“If they’re not an improvement, why invest all this money into it? The fact that it didn’t do any worse than a human is not the standard we want.”
Moore of HLDI noted that injury to pedestrians was a particular concern for autonomous vehicles.
“Pedestrians are vulnerable, hard for cars to detect, and not necessarily compatible with the current suite of vehicle sensors,” he said. “From a [public] policy perspective, we really need to think about protecting pedestrians from autonomous vehicles.”
The public will probably see more accidents involving autonomous vehicles as the technology is developed and tested, said Alex Timm, CEO and co-founder of Root, a startup auto insurer that rates coverage solely through driving performance recorded on a smart phone app.
“When we launch new technologies, these sorts of events (the Arizona fatality) are almost expected and should be planned for,” he said. “Honestly, I think this is probably the first of more to come.”
But Timm said that improvements in autonomous vehicle safety “is probably going to move faster than what most people think.”
As challenging as the transition to driverless vehicles may be, panelists had little doubt that it would happen and be well-advanced by the year 2028.
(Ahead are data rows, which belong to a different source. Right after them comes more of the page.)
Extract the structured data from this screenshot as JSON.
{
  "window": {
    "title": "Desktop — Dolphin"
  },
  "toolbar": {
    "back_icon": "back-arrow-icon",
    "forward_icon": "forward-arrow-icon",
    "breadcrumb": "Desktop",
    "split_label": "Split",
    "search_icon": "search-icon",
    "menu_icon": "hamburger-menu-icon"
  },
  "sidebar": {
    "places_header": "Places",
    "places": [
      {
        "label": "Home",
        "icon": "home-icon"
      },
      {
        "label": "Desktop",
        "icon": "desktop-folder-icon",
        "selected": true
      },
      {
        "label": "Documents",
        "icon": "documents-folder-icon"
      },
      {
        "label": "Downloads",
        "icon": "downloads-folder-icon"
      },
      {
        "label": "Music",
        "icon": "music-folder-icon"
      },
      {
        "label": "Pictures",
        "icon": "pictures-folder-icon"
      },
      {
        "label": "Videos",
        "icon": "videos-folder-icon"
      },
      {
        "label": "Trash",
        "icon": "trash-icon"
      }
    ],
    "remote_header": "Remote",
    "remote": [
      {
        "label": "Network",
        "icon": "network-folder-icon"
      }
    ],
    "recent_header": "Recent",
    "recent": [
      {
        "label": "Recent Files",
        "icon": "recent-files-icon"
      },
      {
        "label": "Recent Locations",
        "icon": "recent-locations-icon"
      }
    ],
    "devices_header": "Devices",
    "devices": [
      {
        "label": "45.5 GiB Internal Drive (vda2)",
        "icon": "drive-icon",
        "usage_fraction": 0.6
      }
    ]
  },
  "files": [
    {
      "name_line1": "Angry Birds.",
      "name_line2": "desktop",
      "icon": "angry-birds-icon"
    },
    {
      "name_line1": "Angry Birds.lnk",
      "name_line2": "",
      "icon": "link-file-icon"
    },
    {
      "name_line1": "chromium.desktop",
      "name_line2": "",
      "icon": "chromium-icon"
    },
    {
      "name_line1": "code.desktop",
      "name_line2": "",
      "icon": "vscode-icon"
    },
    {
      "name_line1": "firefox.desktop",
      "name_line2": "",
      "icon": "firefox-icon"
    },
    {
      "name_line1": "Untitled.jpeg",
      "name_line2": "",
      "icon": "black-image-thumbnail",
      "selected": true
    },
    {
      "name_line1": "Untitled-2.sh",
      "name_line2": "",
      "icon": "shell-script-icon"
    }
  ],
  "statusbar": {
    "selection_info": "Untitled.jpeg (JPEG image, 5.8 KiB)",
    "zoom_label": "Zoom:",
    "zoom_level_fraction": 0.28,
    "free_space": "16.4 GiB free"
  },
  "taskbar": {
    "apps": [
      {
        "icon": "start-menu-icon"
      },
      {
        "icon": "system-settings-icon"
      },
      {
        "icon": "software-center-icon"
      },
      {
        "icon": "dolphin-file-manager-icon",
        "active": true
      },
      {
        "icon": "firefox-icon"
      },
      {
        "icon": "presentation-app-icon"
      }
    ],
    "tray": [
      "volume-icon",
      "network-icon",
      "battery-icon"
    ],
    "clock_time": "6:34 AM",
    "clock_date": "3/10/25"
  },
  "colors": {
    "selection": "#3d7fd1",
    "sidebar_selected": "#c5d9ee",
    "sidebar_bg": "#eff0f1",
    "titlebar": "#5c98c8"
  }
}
“Look at Silicon Valley and the amount of money [invested] in new start-ups and new technology firms,” Timm said. “Some of the best minds in the world are [moving] into this space, and I don’t know how it doesn’t get a lot better real quickly.”
As a result, Timm believes that “within 10 years, you’re going to see the cost of auto insurance decline, and you may see the [auto insurance] industry contract somewhat.
“I’m already seeing a lot of insurance companies, especially multi-line insurance companies, shift more into other lines of business,” he added. “I don’t think that auto insurance is going away, but I do think the average price [of a policy] will go down, which will put further pressure on expense ratios, agency distribution models, and billion-dollar-plus advertising budgets for mandatory products.”
Personal auto insurance may shrink, but it won’t disappear.
“As long as a human driver has some sort of control [over a vehicle], there will probably be some attendant liability,” said NAMIC’s Karol. “As long as there’s some attendant liability, there probably should be some personal insurance for that.”